1. Now that was attention grabbing. 

2. Reminds me of a certain movie series. 

Fragments?! I think not. But then again, English isn’t even my first language. I’d be most grateful if anyone could solve this conundrum for me. 


There are many terms out there which are misleading. For example “Roger” in some cases may have nothing to do with a man named Roger. The term “storytelling”, too, is somewhat of a misnomer. The first thing any writing guide will tell you is to “show and not tell”. This advice, while full of goodwill, is about as helpful as my frustrated calculus teacher going “think!”. 

A while ago, some helpful stranger pointed out to me this particular problem. Rather than spouting that rule, he/she gave me something to really think about. Compare the following statements. 

1. She was very angry. 

2. She took to beating every pillow till she was covered in fluff. 

Sure, the second one could potentially be about a woman in the mental asylum, but it is much more lively. This had me thinking. Again, compare the two statements below. 

1. He suppressed his anger.

2. He strangles his anger. 

Without a doubt, I find the second sentence much more meaningful. The rule of thumb for me has thus become: can I picture this in my head? 

My understanding of writing is still rather primitive. I invite anyone to join in and enlighten me. Thank you.

Fans of classical music, especially Chopin, will surely have heard this piece. The man playing in the recording is none other than the great Artur Rubinstein. I feel his interpretation does Chopin justice (whereas I would cause the great composer to stir in his grave). 

Just as a balanced diet is vital to healthy living, a well-written book can only result from a nurtured mind. Yes, we all know reading is an important learning process but I think it is equally important to get in touch with different forms of art.

This performance is special to me. For some reason, I heard Rubinstein’s solitude. It’s the song of a delicate mind, exquisite and frail. The first time I listened to it, I cried. Up till then, I’ve always thought of “moved to tears” was a mere exaggeration. 

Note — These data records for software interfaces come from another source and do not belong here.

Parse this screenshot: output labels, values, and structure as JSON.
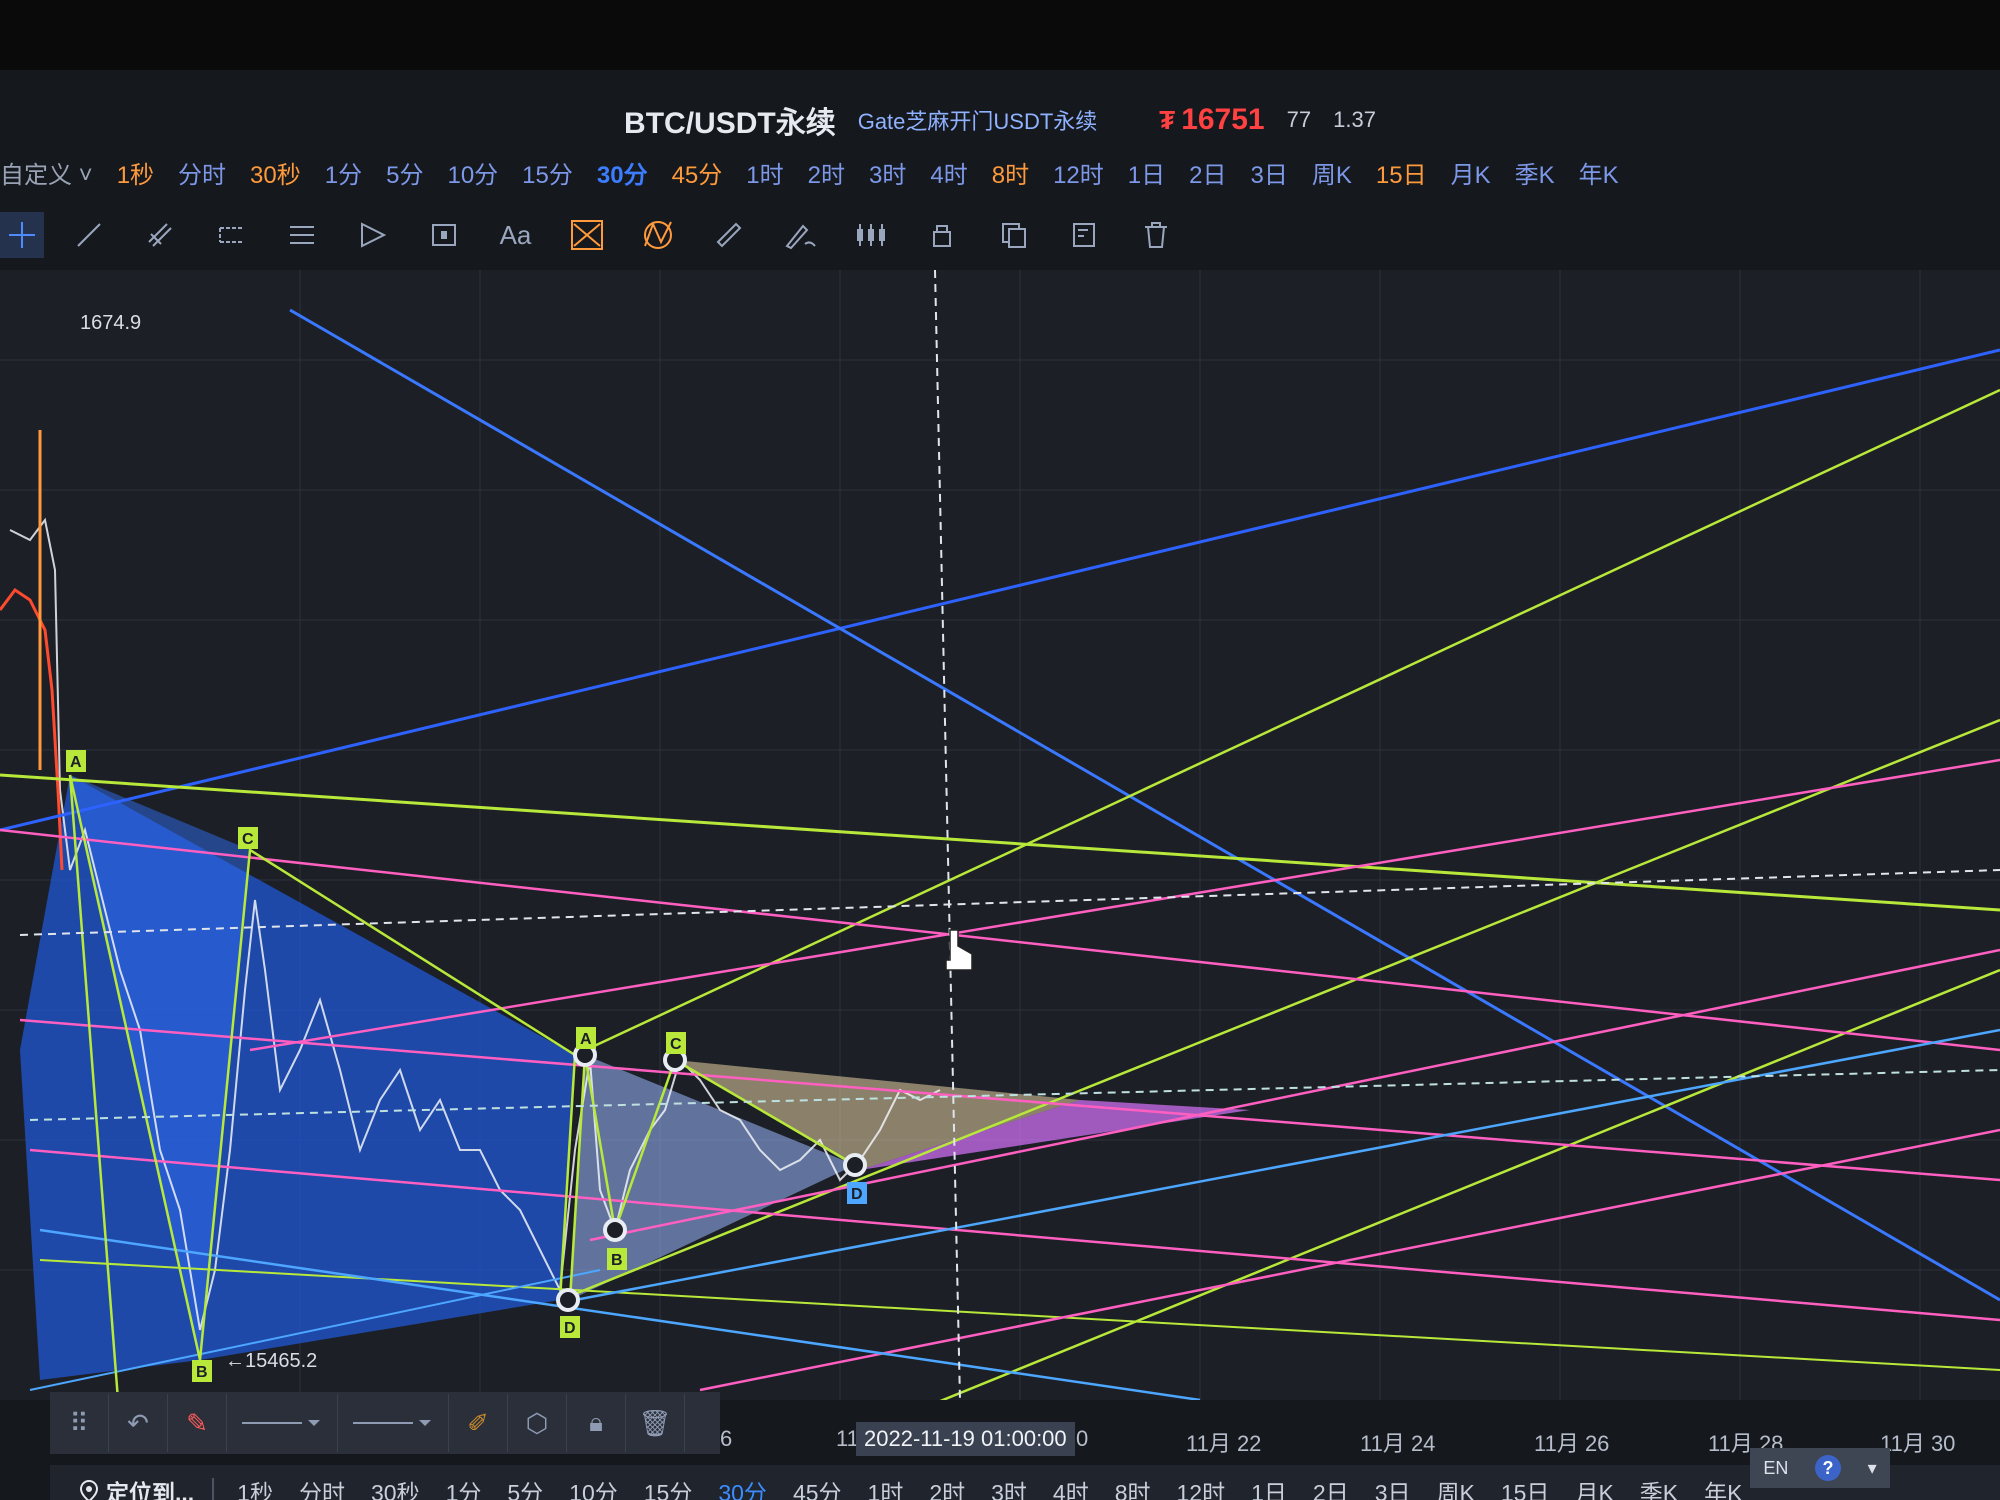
{
  "header": {
    "pair": "BTC/USDT永续",
    "subtitle": "Gate芝麻开门USDT永续",
    "price_mark": "₮",
    "price": "16751",
    "stat1": "77",
    "stat2": "1.37"
  },
  "timeframes_top": [
    {
      "label": "自定义 ˅",
      "style": "custom"
    },
    {
      "label": "1秒",
      "style": "orange"
    },
    {
      "label": "分时",
      "style": ""
    },
    {
      "label": "30秒",
      "style": "orange"
    },
    {
      "label": "1分",
      "style": ""
    },
    {
      "label": "5分",
      "style": ""
    },
    {
      "label": "10分",
      "style": ""
    },
    {
      "label": "15分",
      "style": ""
    },
    {
      "label": "30分",
      "style": "active"
    },
    {
      "label": "45分",
      "style": "orange"
    },
    {
      "label": "1时",
      "style": ""
    },
    {
      "label": "2时",
      "style": ""
    },
    {
      "label": "3时",
      "style": ""
    },
    {
      "label": "4时",
      "style": ""
    },
    {
      "label": "8时",
      "style": "orange"
    },
    {
      "label": "12时",
      "style": ""
    },
    {
      "label": "1日",
      "style": ""
    },
    {
      "label": "2日",
      "style": ""
    },
    {
      "label": "3日",
      "style": ""
    },
    {
      "label": "周K",
      "style": ""
    },
    {
      "label": "15日",
      "style": "orange"
    },
    {
      "label": "月K",
      "style": ""
    },
    {
      "label": "季K",
      "style": ""
    },
    {
      "label": "年K",
      "style": ""
    }
  ],
  "toolbar_icons": [
    "crosshair-icon",
    "line-icon",
    "parallel-line-icon",
    "channel-icon",
    "horizontal-lines-icon",
    "pitchfork-icon",
    "rectangle-icon",
    "text-icon",
    "pattern-icon",
    "harmonic-icon",
    "ruler-icon",
    "pencil-icon",
    "candles-icon",
    "lock-icon",
    "copy-icon",
    "settings-icon",
    "trash-icon"
  ],
  "toolbar_text_label": "Aa",
  "legend": {
    "price_hint": "1674.9"
  },
  "low_label": "←15465.2",
  "date_axis": {
    "left_fragment": "6",
    "crosshair_prefix": "11",
    "crosshair_date": "2022-11-19 01:00:00",
    "crosshair_suffix": "0",
    "ticks": [
      "11月 22",
      "11月 24",
      "11月 26",
      "11月 28",
      "11月 30"
    ]
  },
  "pattern_labels": {
    "a1": "A",
    "c1": "C",
    "b1": "B",
    "d1": "D",
    "a2": "A",
    "c2": "C",
    "b2": "B",
    "d2": "D"
  },
  "bottom_bar": {
    "locate": "定位到...",
    "timeframes": [
      {
        "label": "1秒",
        "active": false
      },
      {
        "label": "分时",
        "active": false
      },
      {
        "label": "30秒",
        "active": false
      },
      {
        "label": "1分",
        "active": false
      },
      {
        "label": "5分",
        "active": false
      },
      {
        "label": "10分",
        "active": false
      },
      {
        "label": "15分",
        "active": false
      },
      {
        "label": "30分",
        "active": true
      },
      {
        "label": "45分",
        "active": false
      },
      {
        "label": "1时",
        "active": false
      },
      {
        "label": "2时",
        "active": false
      },
      {
        "label": "3时",
        "active": false
      },
      {
        "label": "4时",
        "active": false
      },
      {
        "label": "8时",
        "active": false
      },
      {
        "label": "12时",
        "active": false
      },
      {
        "label": "1日",
        "active": false
      },
      {
        "label": "2日",
        "active": false
      },
      {
        "label": "3日",
        "active": false
      },
      {
        "label": "周K",
        "active": false
      },
      {
        "label": "15日",
        "active": false
      },
      {
        "label": "月K",
        "active": false
      },
      {
        "label": "季K",
        "active": false
      },
      {
        "label": "年K",
        "active": false
      }
    ]
  },
  "ime": {
    "lang": "EN",
    "help": "?"
  },
  "colors": {
    "blue_line": "#2e62ff",
    "lime_line": "#b8e83a",
    "pink_line": "#ff5fc0",
    "light_blue_line": "#4da6ff",
    "pattern_fill_blue": "#1f57d6",
    "pattern_fill_pink": "#d873ff",
    "pattern_fill_beige": "#e8d2a4",
    "price_up": "#ff4141"
  }
}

I sincerely hope this piece does for you what it does for me. Enjoy.